A recent breakthrough in research has accelerated the pace of silkworms which now are able to produce silk in 12 hours. Earlier, the worms used to spin silk in 36 hours.

In an advancement that could enable the large-scale production of faster, smoother and softer silk, researchers have developed a spray that increases the rate of spinning silk by silkworms to three times.

This was all made possible through the efforts of scientists at Forest Research Institute (FRI) located in Dehradun. The feat has been achieved by the scientists of chemistry department after four years of rigorous research.

According to Dr Rashmi working on the project, the spray increases the work efficiency of silkworms thus enhancing their rate of spinning.

“The spray has been named ‘Samridhi’. It is sprayed on the mulberry leaves and at times on the silkworms. The medicine enables the silkworm to spin the silk three times faster than the normal time,” she said.

The study also revealed that the new silk developed in lesser time was better in quality and smoother to touch when compared to normal silk.

“Having experimented with the spray, the companies would now be invited for its production commercially. But before this, we would be filling a patent for the developed spray technique.

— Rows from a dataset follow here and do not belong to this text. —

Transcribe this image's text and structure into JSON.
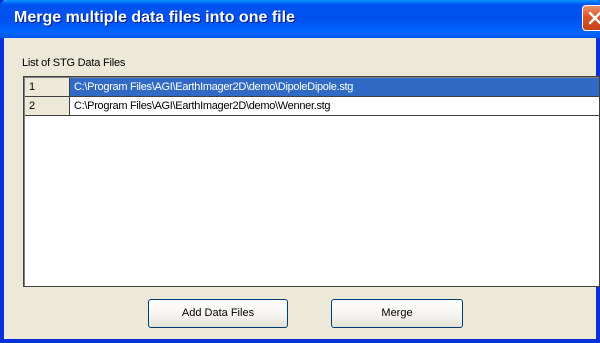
{
  "window": {
    "title": "Merge multiple data files into one file",
    "close_icon": "close-x-icon"
  },
  "list": {
    "label": "List of STG Data Files",
    "rows": [
      {
        "index": "1",
        "path": "C:\\Program Files\\AGI\\EarthImager2D\\demo\\DipoleDipole.stg",
        "selected": true
      },
      {
        "index": "2",
        "path": "C:\\Program Files\\AGI\\EarthImager2D\\demo\\Wenner.stg",
        "selected": false
      }
    ]
  },
  "buttons": {
    "add_label": "Add Data Files",
    "merge_label": "Merge"
  },
  "colors": {
    "titlebar": "#0050ee",
    "selection": "#316ac5",
    "close_button": "#d8552a",
    "dialog_background": "#ece9d8"
  }
}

The technique is expected to benefit not only the government institutes preparing the spray silk but also the silk weavers,” Dr Rashmi concluded.

Silk facts

# Reduction in spinning time would reduce man power expense.
# More silk would be developed in lesser time.
# Samridhi spray is prepared from weeds. 20 grams of medicine is prepared from one kg of weed.
# Post production, the 10 ml of spray is available at affordable prices of Rs 15-20.
# A single bottle of ‘Samridhi’ can be sprayed on 900 silk worms.

JPN/Bureau